Portuguese population can’t afford dentists.jpg

Portuguese population can’t afford dentists

ONLY 50 per cent of the Portuguese population can afford dental treatment and there are only half-a-dozen health centres throughout the country offering subsidised dental treatment on the National Health Service.

In fact, the Portuguese are so bad at looking after their teeth, that qualified Portuguese dentists can’t find enough work and are leaving Portugal in droves to work in other EU countries.

According to the President of the Portuguese Dental Association (Bastonário da Ordem dos Médicos Dentistas), Orlando Monteiro da Silva, “around 50 per cent of the population hasn’t got the money to pay private dental fees”.

There are around 3,000 private clinics and dental surgeries in Portugal but the vast majority of the population doesn’t have the money to pay for a dental check-up which costs around 50 euros without any form of treatment.

The Portuguese Dental Association is calling on the health authorities to employ dentists at both health centres and hospitals or set up public-private partnership agreements with private clinics.

Orlando Monteiro da Silva cited the example of a study carried out by the University of Liverpool, in the UK, in which Portugal and the Portuguese generally had the poorest dental health in Europe and its implications for oral health in general.

“There are a whole range of illnesses, some of them serious, which affect people who either cannot afford adequate dental treatment or don’t follow good oral hygiene,” he warned.
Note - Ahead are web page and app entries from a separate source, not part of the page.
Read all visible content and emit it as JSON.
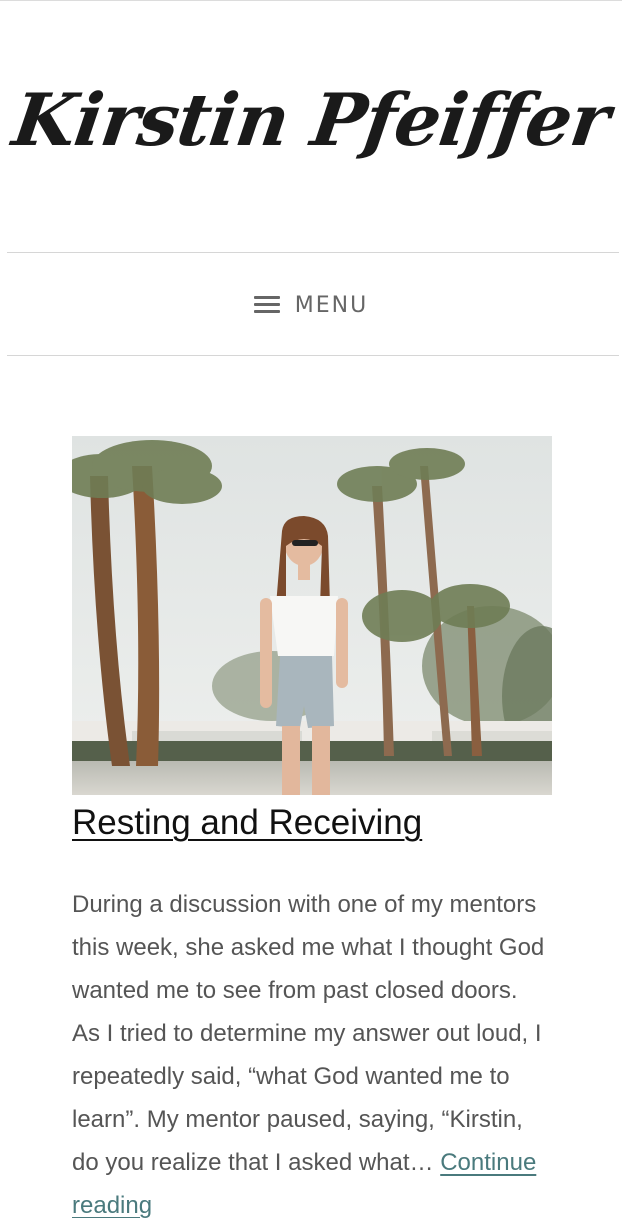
{
  "site": {
    "title": "Kirstin Pfeiffer"
  },
  "nav": {
    "menu_label": "MENU"
  },
  "post": {
    "title": "Resting and Receiving",
    "excerpt_lines": [
      "During a discussion with one of my mentors",
      "this week, she asked me what I thought God",
      "wanted me to see from past closed doors.",
      "As I tried to determine my answer out loud, I",
      "repeatedly said, “what God wanted me to",
      "learn”. My mentor paused, saying, “Kirstin,",
      "do you realize that I asked what…"
    ],
    "continue_label_1": "Continue",
    "continue_label_2": "reading"
  },
  "colors": {
    "link": "#4a7a7d",
    "text": "#555555",
    "title": "#111111"
  }
}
These include heart attacks, diabetes, general infections, thrush and cancer of the mouth. “No one is healthy if they haven’t got a healthy mouth,” Orlando Monteiro da Silva stressed. “It just doesn’t make sense to exclude dental health and hygiene from the Portuguese National Health Service.”

“We are exporting dentists to countries like England and Holland because dentists from those countries find it more lucrative to work in the private sector,” he said. In fact, both Poland and Portugal now supply the greatest number of qualified dentists to the health services in those countries where they can expect to earn between 30,000 and 46,000 pounds a year gross.

On February 8 this year, the President of the opposition PSD party, Marques Mendes, met with Monteiro da Silva to get his support for an increase in post graduate studies in dentistry as well as for an increase in dental treatment clinic services within the National Health Service (Serviço Nacional de Saúde).

Do you have a view on this story? Email: [email protected]